Activity: Restate the data word for word. Leave the pictures out.

The data:
►
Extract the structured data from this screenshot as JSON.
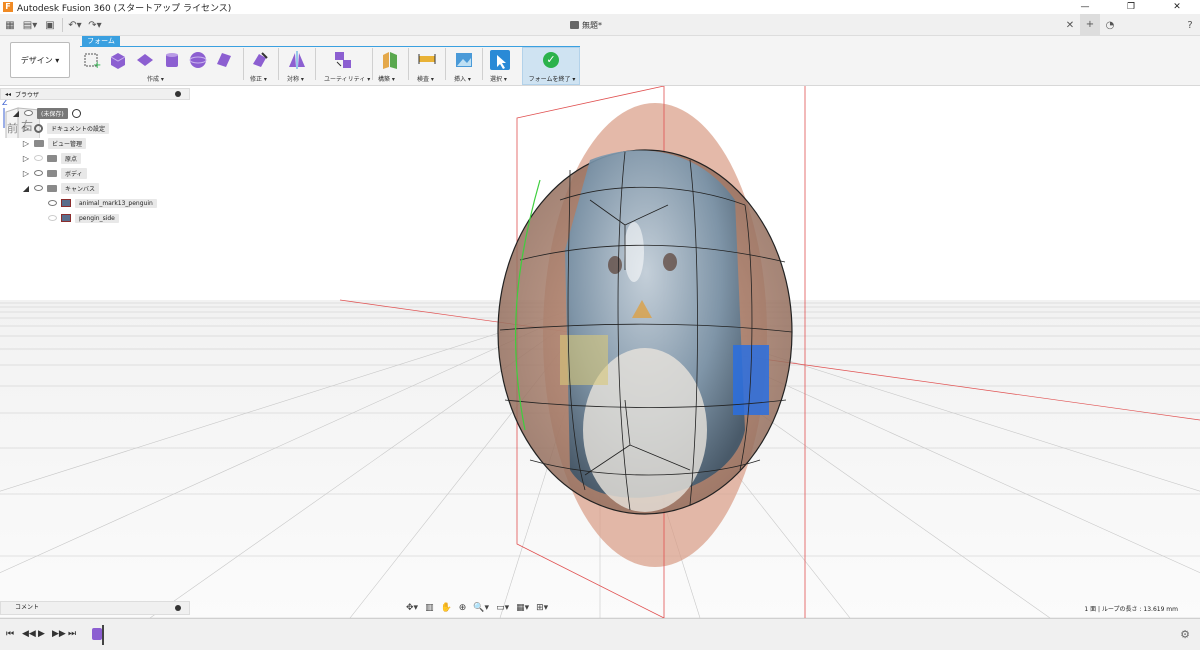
{
  "window": {
    "title": "Autodesk Fusion 360 (スタートアップ ライセンス)",
    "controls": [
      "—",
      "❐",
      "✕"
    ]
  },
  "document": {
    "tab_title": "無題*"
  },
  "ribbon": {
    "workspace_label": "デザイン ▾",
    "active_tab": "フォーム",
    "groups": {
      "create": "作成 ▾",
      "modify": "修正 ▾",
      "symmetry": "対称 ▾",
      "utility": "ユーティリティ ▾",
      "construct": "構築 ▾",
      "inspect": "検査 ▾",
      "insert": "挿入 ▾",
      "select": "選択 ▾",
      "finish": "フォームを終了 ▾"
    }
  },
  "browser": {
    "title": "ブラウザ",
    "root": "(未保存)",
    "items": [
      {
        "label": "ドキュメントの設定",
        "icon": "gear-icon"
      },
      {
        "label": "ビュー管理",
        "icon": "folder-icon"
      },
      {
        "label": "原点",
        "icon": "folder-icon"
      },
      {
        "label": "ボディ",
        "icon": "folder-icon"
      },
      {
        "label": "キャンバス",
        "icon": "folder-icon"
      }
    ],
    "canvases": [
      {
        "label": "animal_mark13_penguin"
      },
      {
        "label": "pengin_side"
      }
    ]
  },
  "comments": {
    "label": "コメント"
  },
  "status": {
    "text": "1 面 | ループの長さ : 13.619 mm"
  },
  "viewcube": {
    "front": "前",
    "right": "右",
    "axis": "Z"
  },
  "colors": {
    "accent": "#3aa0e0",
    "finish_bg": "#cfe3f2",
    "check": "#2bb24c",
    "body": "#6f8da6",
    "canvas_side": "#d89b85",
    "timeline_marker": "#8c5fd1"
  }
}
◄
Written answer:
Extract the structured data from this screenshot as JSON.
{
  "window": {
    "title": "Autodesk Fusion 360 (スタートアップ ライセンス)",
    "controls": [
      "—",
      "❐",
      "✕"
    ]
  },
  "document": {
    "tab_title": "無題*"
  },
  "ribbon": {
    "workspace_label": "デザイン ▾",
    "active_tab": "フォーム",
    "groups": {
      "create": "作成 ▾",
      "modify": "修正 ▾",
      "symmetry": "対称 ▾",
      "utility": "ユーティリティ ▾",
      "construct": "構築 ▾",
      "inspect": "検査 ▾",
      "insert": "挿入 ▾",
      "select": "選択 ▾",
      "finish": "フォームを終了 ▾"
    }
  },
  "browser": {
    "title": "ブラウザ",
    "root": "(未保存)",
    "items": [
      {
        "label": "ドキュメントの設定",
        "icon": "gear-icon"
      },
      {
        "label": "ビュー管理",
        "icon": "folder-icon"
      },
      {
        "label": "原点",
        "icon": "folder-icon"
      },
      {
        "label": "ボディ",
        "icon": "folder-icon"
      },
      {
        "label": "キャンバス",
        "icon": "folder-icon"
      }
    ],
    "canvases": [
      {
        "label": "animal_mark13_penguin"
      },
      {
        "label": "pengin_side"
      }
    ]
  },
  "comments": {
    "label": "コメント"
  },
  "status": {
    "text": "1 面 | ループの長さ : 13.619 mm"
  },
  "viewcube": {
    "front": "前",
    "right": "右",
    "axis": "Z"
  },
  "colors": {
    "accent": "#3aa0e0",
    "finish_bg": "#cfe3f2",
    "check": "#2bb24c",
    "body": "#6f8da6",
    "canvas_side": "#d89b85",
    "timeline_marker": "#8c5fd1"
  }
}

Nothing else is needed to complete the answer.